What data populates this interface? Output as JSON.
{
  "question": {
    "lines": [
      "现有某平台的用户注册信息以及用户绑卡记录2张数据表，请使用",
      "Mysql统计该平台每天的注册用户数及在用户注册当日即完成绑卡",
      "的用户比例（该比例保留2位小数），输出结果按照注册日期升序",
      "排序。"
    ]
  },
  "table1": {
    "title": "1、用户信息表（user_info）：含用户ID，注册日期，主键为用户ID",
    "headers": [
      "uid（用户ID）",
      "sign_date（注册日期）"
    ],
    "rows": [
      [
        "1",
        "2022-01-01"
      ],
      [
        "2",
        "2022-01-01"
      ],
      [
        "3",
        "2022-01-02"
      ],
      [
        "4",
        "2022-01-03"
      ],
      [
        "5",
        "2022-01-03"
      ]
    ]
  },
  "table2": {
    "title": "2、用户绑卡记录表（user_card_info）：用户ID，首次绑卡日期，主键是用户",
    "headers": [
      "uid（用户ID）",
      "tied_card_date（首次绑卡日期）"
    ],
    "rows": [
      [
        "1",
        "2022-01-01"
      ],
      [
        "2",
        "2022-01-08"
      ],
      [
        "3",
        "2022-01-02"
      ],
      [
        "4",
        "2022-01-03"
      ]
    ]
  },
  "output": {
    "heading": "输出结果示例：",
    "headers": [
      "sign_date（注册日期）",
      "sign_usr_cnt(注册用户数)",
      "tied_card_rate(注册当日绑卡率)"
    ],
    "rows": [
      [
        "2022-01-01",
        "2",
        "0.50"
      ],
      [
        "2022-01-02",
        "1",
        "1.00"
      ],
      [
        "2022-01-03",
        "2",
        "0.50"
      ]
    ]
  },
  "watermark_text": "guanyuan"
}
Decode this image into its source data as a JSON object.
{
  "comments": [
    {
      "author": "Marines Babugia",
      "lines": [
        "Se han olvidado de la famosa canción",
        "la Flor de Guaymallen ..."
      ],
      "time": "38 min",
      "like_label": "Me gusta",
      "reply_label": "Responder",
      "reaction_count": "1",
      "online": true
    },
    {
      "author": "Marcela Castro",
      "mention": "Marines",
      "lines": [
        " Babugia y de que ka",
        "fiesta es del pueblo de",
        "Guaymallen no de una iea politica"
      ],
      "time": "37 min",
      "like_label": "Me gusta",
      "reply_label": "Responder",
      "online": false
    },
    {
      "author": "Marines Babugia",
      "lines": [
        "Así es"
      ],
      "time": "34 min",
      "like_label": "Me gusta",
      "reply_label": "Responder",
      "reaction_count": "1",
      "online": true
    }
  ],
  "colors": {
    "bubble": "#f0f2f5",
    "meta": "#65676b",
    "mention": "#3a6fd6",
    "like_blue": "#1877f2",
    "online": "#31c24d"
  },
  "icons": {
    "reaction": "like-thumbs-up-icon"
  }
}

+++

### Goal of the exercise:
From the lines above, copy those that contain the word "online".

### Result of this task:
      "online": true
      "online": false
      "online": true
    "online": "#31c24d"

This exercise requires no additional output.